## SUPPLIED MATERIAL:
★ ★ ★ ★ ★ ★ ★

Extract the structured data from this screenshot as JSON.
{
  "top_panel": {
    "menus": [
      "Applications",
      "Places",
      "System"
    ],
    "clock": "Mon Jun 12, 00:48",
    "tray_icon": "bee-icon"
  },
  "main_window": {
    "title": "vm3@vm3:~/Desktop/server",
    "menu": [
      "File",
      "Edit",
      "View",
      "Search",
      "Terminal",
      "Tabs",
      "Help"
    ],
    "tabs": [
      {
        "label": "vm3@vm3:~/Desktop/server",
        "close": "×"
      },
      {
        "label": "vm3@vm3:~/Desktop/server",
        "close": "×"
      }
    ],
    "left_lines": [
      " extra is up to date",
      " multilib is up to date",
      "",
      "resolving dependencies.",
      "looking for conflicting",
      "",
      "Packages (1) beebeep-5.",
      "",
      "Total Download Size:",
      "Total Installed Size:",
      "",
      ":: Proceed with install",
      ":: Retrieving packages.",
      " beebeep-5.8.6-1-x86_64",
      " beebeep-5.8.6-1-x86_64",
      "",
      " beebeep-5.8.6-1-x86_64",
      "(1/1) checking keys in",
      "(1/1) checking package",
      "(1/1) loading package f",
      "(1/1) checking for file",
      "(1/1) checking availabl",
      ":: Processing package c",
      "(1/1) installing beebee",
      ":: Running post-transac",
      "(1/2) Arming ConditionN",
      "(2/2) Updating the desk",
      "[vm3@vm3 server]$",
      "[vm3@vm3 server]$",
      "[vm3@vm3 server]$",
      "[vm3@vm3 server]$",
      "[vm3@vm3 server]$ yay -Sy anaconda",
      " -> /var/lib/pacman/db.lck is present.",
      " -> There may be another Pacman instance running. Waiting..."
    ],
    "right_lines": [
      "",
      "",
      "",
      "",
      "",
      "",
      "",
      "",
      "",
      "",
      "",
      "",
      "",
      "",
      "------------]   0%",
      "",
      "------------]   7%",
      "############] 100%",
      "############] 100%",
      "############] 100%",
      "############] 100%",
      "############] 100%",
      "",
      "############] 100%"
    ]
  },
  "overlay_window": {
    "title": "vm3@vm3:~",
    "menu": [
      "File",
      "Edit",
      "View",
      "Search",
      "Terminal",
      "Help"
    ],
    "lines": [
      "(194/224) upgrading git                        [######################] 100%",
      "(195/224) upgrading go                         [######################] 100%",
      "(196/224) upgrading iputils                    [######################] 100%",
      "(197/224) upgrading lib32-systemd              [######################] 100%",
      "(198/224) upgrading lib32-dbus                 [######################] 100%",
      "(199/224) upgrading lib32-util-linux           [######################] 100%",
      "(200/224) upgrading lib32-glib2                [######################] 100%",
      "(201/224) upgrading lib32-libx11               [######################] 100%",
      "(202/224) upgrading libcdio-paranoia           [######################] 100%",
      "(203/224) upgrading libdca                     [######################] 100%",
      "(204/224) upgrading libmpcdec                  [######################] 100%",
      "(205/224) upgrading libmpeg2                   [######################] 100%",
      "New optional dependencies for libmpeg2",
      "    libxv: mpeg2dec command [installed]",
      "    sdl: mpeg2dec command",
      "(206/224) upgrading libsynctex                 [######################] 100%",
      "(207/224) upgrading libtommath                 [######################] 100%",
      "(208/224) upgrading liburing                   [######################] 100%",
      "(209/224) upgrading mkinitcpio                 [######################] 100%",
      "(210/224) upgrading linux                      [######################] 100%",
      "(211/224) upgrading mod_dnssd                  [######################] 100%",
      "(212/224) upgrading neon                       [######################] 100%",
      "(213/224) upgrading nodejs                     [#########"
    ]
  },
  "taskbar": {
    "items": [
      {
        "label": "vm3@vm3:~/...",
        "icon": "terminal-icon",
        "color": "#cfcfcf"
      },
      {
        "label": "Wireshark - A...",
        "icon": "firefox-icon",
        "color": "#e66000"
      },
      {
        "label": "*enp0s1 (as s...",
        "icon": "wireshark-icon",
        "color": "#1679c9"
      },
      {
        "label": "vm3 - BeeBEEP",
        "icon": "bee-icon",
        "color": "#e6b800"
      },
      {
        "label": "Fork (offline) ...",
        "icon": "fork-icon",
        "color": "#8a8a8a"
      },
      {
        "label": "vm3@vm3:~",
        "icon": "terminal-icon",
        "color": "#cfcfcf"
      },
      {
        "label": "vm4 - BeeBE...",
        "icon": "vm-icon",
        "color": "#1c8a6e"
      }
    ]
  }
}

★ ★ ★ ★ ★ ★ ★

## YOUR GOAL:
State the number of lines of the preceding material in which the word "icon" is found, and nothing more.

## SOLUTION FOR THIS PROBLEM:
8